Assignment
Every record must be copied out exactly.

[Records drawn from a dataset]
—————
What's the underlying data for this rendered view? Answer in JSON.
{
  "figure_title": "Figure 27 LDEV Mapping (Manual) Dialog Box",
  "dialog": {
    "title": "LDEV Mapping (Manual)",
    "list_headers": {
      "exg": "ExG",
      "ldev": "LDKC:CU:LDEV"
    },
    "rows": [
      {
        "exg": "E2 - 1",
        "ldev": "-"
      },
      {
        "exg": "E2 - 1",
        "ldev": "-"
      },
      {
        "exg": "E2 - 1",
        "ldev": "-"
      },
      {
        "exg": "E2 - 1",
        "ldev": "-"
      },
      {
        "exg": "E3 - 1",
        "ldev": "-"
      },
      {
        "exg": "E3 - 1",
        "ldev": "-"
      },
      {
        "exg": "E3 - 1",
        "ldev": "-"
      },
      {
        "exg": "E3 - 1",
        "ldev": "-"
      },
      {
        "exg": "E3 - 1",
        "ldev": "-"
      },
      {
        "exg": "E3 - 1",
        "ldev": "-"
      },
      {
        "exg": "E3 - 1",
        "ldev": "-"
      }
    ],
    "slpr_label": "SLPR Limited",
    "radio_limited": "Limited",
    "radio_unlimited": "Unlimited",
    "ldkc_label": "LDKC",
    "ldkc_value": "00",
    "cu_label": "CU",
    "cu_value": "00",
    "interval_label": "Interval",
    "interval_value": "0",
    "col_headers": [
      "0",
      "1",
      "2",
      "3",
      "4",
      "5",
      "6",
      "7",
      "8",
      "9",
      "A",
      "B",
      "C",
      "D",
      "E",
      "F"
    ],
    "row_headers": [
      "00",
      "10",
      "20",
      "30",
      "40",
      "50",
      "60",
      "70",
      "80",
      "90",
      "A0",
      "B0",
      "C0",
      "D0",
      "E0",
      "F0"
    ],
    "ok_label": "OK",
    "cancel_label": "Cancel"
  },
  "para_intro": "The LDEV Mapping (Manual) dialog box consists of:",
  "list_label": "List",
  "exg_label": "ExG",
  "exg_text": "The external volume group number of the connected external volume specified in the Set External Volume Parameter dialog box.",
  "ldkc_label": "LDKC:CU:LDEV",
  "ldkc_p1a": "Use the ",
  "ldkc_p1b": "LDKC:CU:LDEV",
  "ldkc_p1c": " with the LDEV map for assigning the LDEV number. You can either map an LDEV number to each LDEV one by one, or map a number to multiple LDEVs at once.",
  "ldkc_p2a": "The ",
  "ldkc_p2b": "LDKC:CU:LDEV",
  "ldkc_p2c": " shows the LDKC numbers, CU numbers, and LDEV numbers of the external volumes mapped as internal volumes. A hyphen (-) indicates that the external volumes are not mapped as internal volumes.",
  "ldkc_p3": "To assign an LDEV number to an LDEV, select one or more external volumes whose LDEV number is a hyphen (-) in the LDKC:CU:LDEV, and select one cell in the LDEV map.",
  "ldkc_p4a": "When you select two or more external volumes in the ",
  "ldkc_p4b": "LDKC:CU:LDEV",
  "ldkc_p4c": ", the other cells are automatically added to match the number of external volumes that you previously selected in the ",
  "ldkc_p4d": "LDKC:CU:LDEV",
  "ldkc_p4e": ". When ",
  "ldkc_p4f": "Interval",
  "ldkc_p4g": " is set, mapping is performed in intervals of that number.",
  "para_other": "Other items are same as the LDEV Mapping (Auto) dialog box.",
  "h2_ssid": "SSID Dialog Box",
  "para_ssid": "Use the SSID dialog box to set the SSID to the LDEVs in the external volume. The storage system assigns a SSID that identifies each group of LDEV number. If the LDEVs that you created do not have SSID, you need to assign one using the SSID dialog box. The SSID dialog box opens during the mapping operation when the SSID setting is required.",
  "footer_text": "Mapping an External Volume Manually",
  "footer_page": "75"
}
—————
Output below
What's the underlying data for this rendered view? Answer in JSON.
{
  "figure_title": "Figure 27 LDEV Mapping (Manual) Dialog Box",
  "dialog": {
    "title": "LDEV Mapping (Manual)",
    "list_headers": {
      "exg": "ExG",
      "ldev": "LDKC:CU:LDEV"
    },
    "rows": [
      {
        "exg": "E2 - 1",
        "ldev": "-"
      },
      {
        "exg": "E2 - 1",
        "ldev": "-"
      },
      {
        "exg": "E2 - 1",
        "ldev": "-"
      },
      {
        "exg": "E2 - 1",
        "ldev": "-"
      },
      {
        "exg": "E3 - 1",
        "ldev": "-"
      },
      {
        "exg": "E3 - 1",
        "ldev": "-"
      },
      {
        "exg": "E3 - 1",
        "ldev": "-"
      },
      {
        "exg": "E3 - 1",
        "ldev": "-"
      },
      {
        "exg": "E3 - 1",
        "ldev": "-"
      },
      {
        "exg": "E3 - 1",
        "ldev": "-"
      },
      {
        "exg": "E3 - 1",
        "ldev": "-"
      }
    ],
    "slpr_label": "SLPR Limited",
    "radio_limited": "Limited",
    "radio_unlimited": "Unlimited",
    "ldkc_label": "LDKC",
    "ldkc_value": "00",
    "cu_label": "CU",
    "cu_value": "00",
    "interval_label": "Interval",
    "interval_value": "0",
    "col_headers": [
      "0",
      "1",
      "2",
      "3",
      "4",
      "5",
      "6",
      "7",
      "8",
      "9",
      "A",
      "B",
      "C",
      "D",
      "E",
      "F"
    ],
    "row_headers": [
      "00",
      "10",
      "20",
      "30",
      "40",
      "50",
      "60",
      "70",
      "80",
      "90",
      "A0",
      "B0",
      "C0",
      "D0",
      "E0",
      "F0"
    ],
    "ok_label": "OK",
    "cancel_label": "Cancel"
  },
  "para_intro": "The LDEV Mapping (Manual) dialog box consists of:",
  "list_label": "List",
  "exg_label": "ExG",
  "exg_text": "The external volume group number of the connected external volume specified in the Set External Volume Parameter dialog box.",
  "ldkc_label": "LDKC:CU:LDEV",
  "ldkc_p1a": "Use the ",
  "ldkc_p1b": "LDKC:CU:LDEV",
  "ldkc_p1c": " with the LDEV map for assigning the LDEV number. You can either map an LDEV number to each LDEV one by one, or map a number to multiple LDEVs at once.",
  "ldkc_p2a": "The ",
  "ldkc_p2b": "LDKC:CU:LDEV",
  "ldkc_p2c": " shows the LDKC numbers, CU numbers, and LDEV numbers of the external volumes mapped as internal volumes. A hyphen (-) indicates that the external volumes are not mapped as internal volumes.",
  "ldkc_p3": "To assign an LDEV number to an LDEV, select one or more external volumes whose LDEV number is a hyphen (-) in the LDKC:CU:LDEV, and select one cell in the LDEV map.",
  "ldkc_p4a": "When you select two or more external volumes in the ",
  "ldkc_p4b": "LDKC:CU:LDEV",
  "ldkc_p4c": ", the other cells are automatically added to match the number of external volumes that you previously selected in the ",
  "ldkc_p4d": "LDKC:CU:LDEV",
  "ldkc_p4e": ". When ",
  "ldkc_p4f": "Interval",
  "ldkc_p4g": " is set, mapping is performed in intervals of that number.",
  "para_other": "Other items are same as the LDEV Mapping (Auto) dialog box.",
  "h2_ssid": "SSID Dialog Box",
  "para_ssid": "Use the SSID dialog box to set the SSID to the LDEVs in the external volume. The storage system assigns a SSID that identifies each group of LDEV number. If the LDEVs that you created do not have SSID, you need to assign one using the SSID dialog box. The SSID dialog box opens during the mapping operation when the SSID setting is required.",
  "footer_text": "Mapping an External Volume Manually",
  "footer_page": "75"
}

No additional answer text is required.